> [THE PROBLEM]: Each line holding the string "that" is to be copied from the data.

╭─ MATERIAL PROVIDED

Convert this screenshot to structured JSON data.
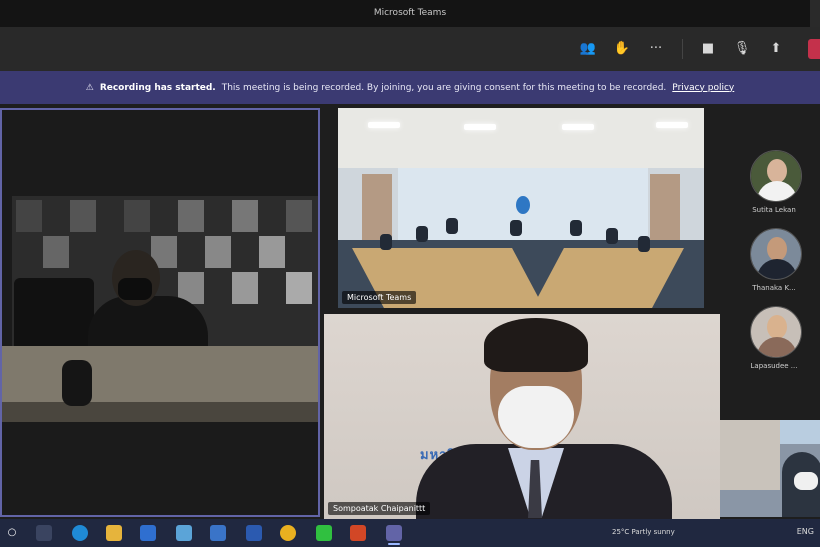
{
  "window": {
    "title": "Microsoft Teams"
  },
  "toolbar": {
    "icons": [
      "people-icon",
      "chat-icon",
      "more-icon",
      "camera-icon",
      "mic-off-icon",
      "share-icon",
      "leave-icon"
    ],
    "accent": "#c4314b"
  },
  "banner": {
    "title": "Recording has started.",
    "message": "This meeting is being recorded. By joining, you are giving consent for this meeting to be recorded.",
    "link": "Privacy policy",
    "color": "#3b3a72"
  },
  "tiles": {
    "room_label": "Microsoft Teams",
    "speaker_label": "Sompoatak Chaipanittt",
    "speaker_banner_text": "มหาวิท"
  },
  "roster": [
    {
      "name": "Sutita Lekan",
      "skin": "#d8b49a",
      "bg": "#4a5a3a",
      "shirt": "#f2f2f2"
    },
    {
      "name": "Thanaka K...",
      "skin": "#c49a7a",
      "bg": "#7c8a9a",
      "shirt": "#1e2430"
    },
    {
      "name": "Lapasudee ...",
      "skin": "#d9b28e",
      "bg": "#c7bfb8",
      "shirt": "#8a6a5a"
    }
  ],
  "taskbar": {
    "icons": [
      "start-icon",
      "search-icon",
      "taskview-icon",
      "edge-icon",
      "explorer-icon",
      "mail-icon",
      "store-icon",
      "word-icon",
      "chrome-icon",
      "line-icon",
      "powerpoint-icon",
      "teams-icon"
    ],
    "weather": "25°C  Partly sunny",
    "tray_time": "ENG"
  }
}
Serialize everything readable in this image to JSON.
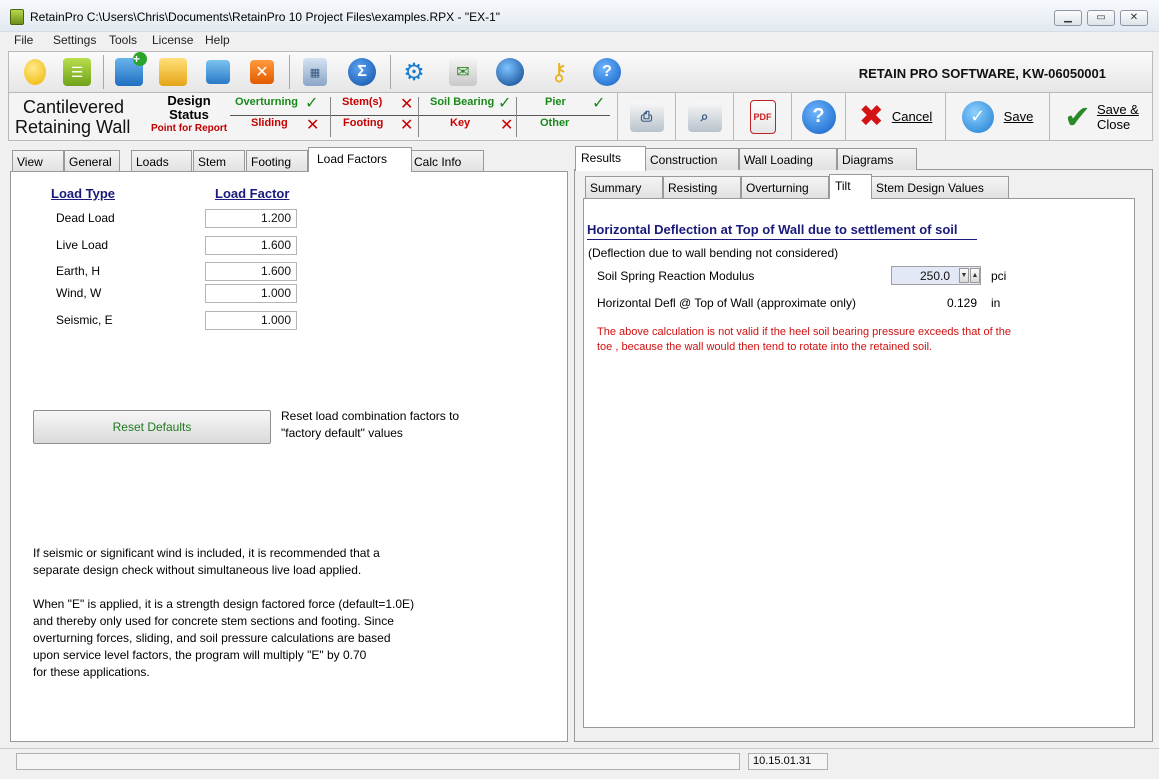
{
  "window": {
    "title": "RetainPro C:\\Users\\Chris\\Documents\\RetainPro 10 Project Files\\examples.RPX - \"EX-1\""
  },
  "menu": [
    "File",
    "Settings",
    "Tools",
    "License",
    "Help"
  ],
  "toolbar": {
    "company": "RETAIN PRO SOFTWARE, KW-06050001"
  },
  "status": {
    "wall_title_1": "Cantilevered",
    "wall_title_2": "Retaining Wall",
    "design_1": "Design",
    "design_2": "Status",
    "point_for_report": "Point for Report",
    "items": {
      "overturning": "Overturning",
      "sliding": "Sliding",
      "stems": "Stem(s)",
      "footing": "Footing",
      "soil_bearing": "Soil Bearing",
      "key": "Key",
      "pier": "Pier",
      "other": "Other"
    },
    "cancel_label": "Cancel",
    "save_label": "Save",
    "save_close_1": "Save &",
    "save_close_2": "Close"
  },
  "left_tabs": [
    "View",
    "General",
    "Loads",
    "Stem",
    "Footing",
    "Load Factors",
    "Calc Info"
  ],
  "left": {
    "col_load_type": "Load Type",
    "col_load_factor": "Load Factor",
    "rows": [
      {
        "label": "Dead Load",
        "value": "1.200"
      },
      {
        "label": "Live Load",
        "value": "1.600"
      },
      {
        "label": "Earth,  H",
        "value": "1.600"
      },
      {
        "label": "Wind,  W",
        "value": "1.000"
      },
      {
        "label": "Seismic,  E",
        "value": "1.000"
      }
    ],
    "reset_label": "Reset Defaults",
    "reset_desc_1": "Reset load combination factors to",
    "reset_desc_2": "\"factory default\" values",
    "note1_1": "If seismic or significant wind is included, it is recommended that a",
    "note1_2": "separate design check without simultaneous live load applied.",
    "note2_1": "When \"E\" is applied, it is a strength design factored force (default=1.0E)",
    "note2_2": "and thereby only used for concrete stem sections and footing.  Since",
    "note2_3": "overturning forces, sliding, and soil pressure calculations are based",
    "note2_4": "upon service level factors, the program will multiply \"E\" by 0.70",
    "note2_5": "for these applications."
  },
  "right_tabs": [
    "Results",
    "Construction",
    "Wall Loading",
    "Diagrams"
  ],
  "right_subtabs": [
    "Summary",
    "Resisting",
    "Overturning",
    "Tilt",
    "Stem Design Values"
  ],
  "right": {
    "heading": "Horizontal Deflection at Top of Wall due to settlement of soil",
    "subnote": "(Deflection due to wall bending not considered)",
    "modulus_label": "Soil Spring Reaction Modulus",
    "modulus_value": "250.0",
    "modulus_unit": "pci",
    "defl_label": "Horizontal Defl @ Top of Wall (approximate only)",
    "defl_value": "0.129",
    "defl_unit": "in",
    "warning_1": "The above calculation is not valid if the heel soil bearing pressure exceeds that of the",
    "warning_2": "toe , because the wall would then tend to rotate into the retained soil."
  },
  "statusbar": {
    "version": "10.15.01.31"
  },
  "colors": {
    "ok_green": "#198a19",
    "fail_red": "#c80000",
    "heading_navy": "#1a1a7a",
    "warning_red": "#d01010"
  }
}
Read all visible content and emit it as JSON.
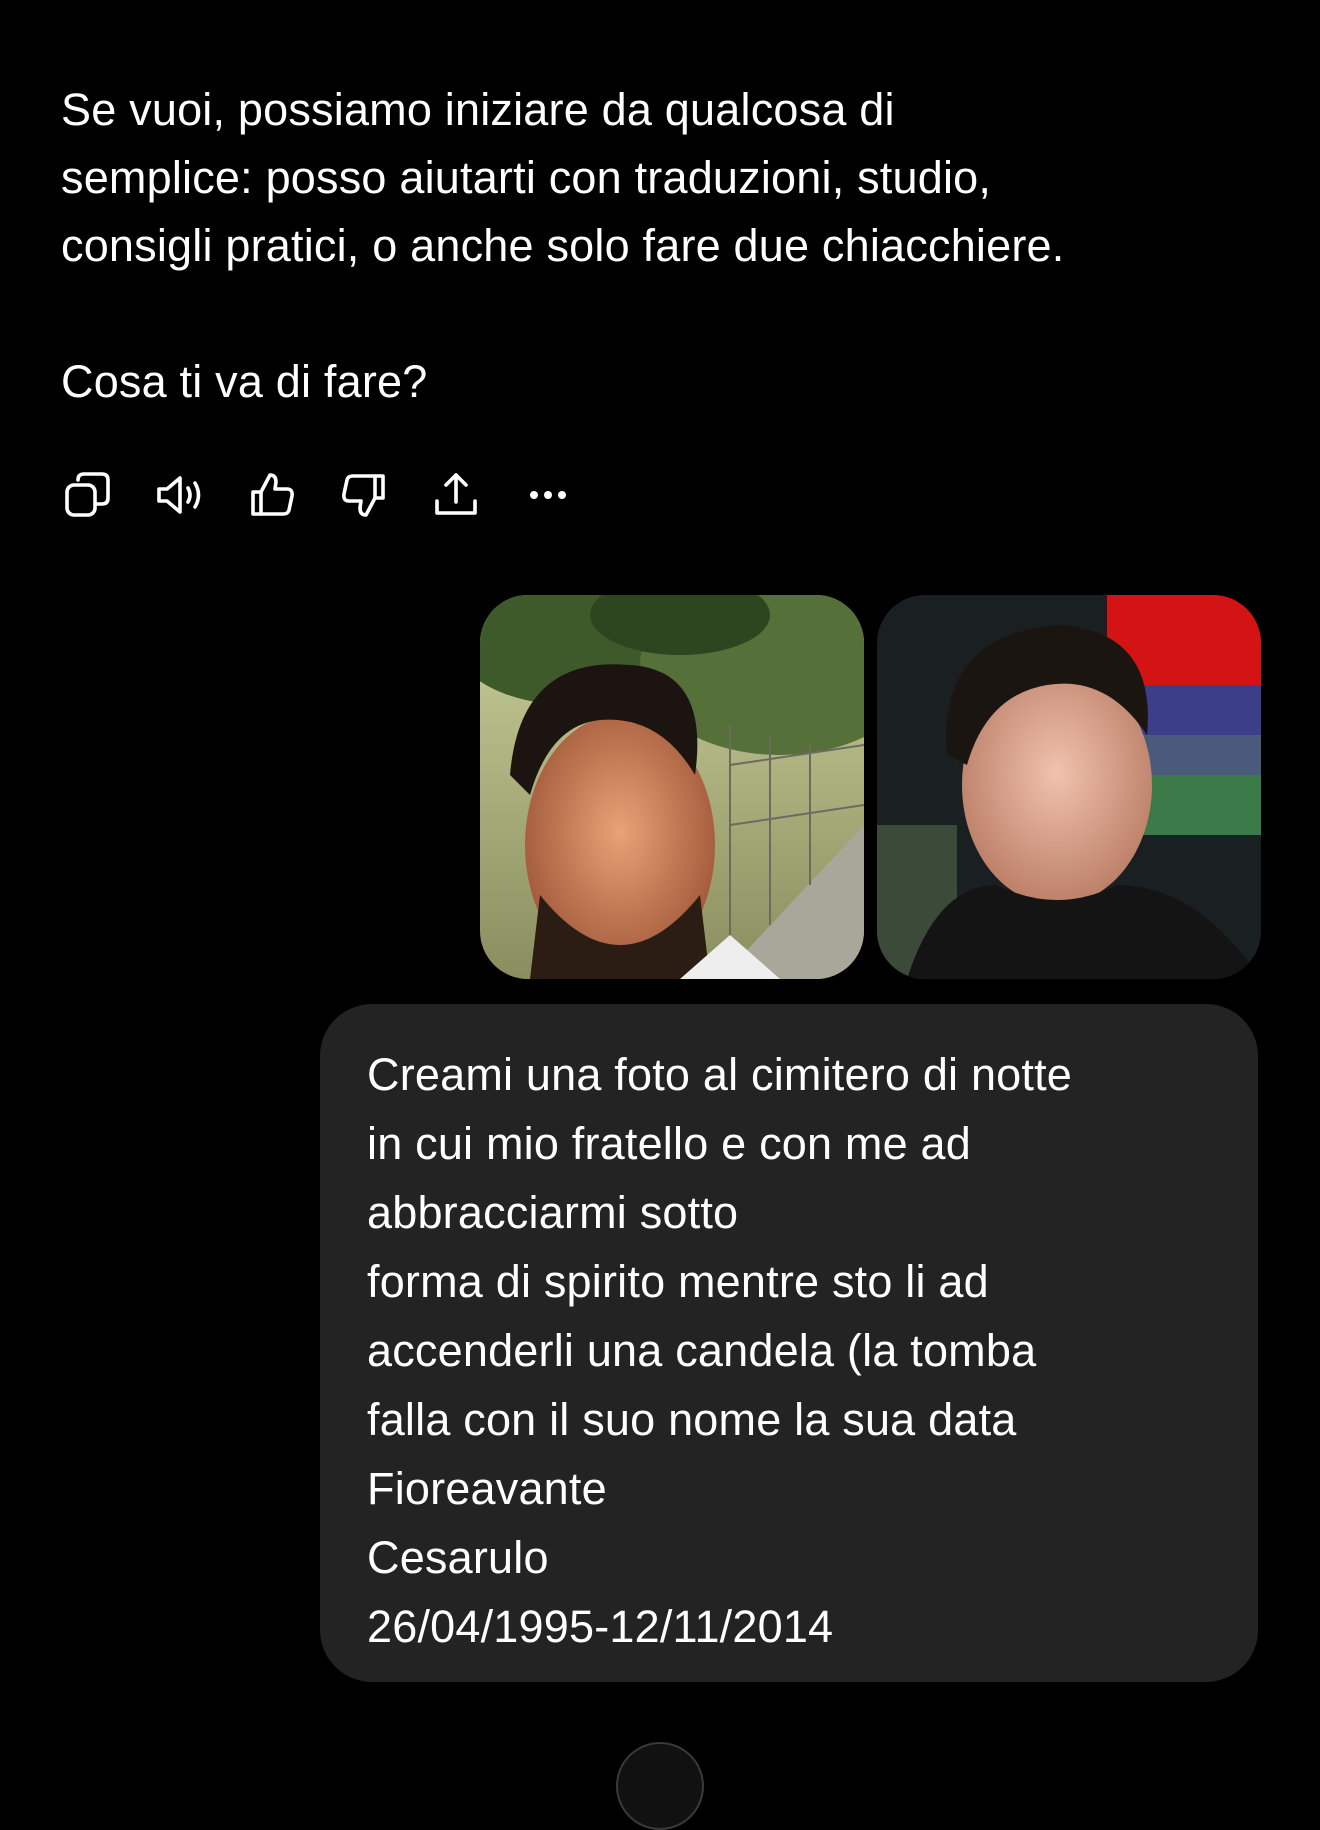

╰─

> [EXERCISE RESULT]:
    "note1_1": "If seismic or significant wind is included, it is recommended that a",
    "warning_1": "The above calculation is not valid if the heel soil bearing pressure exceeds that of the",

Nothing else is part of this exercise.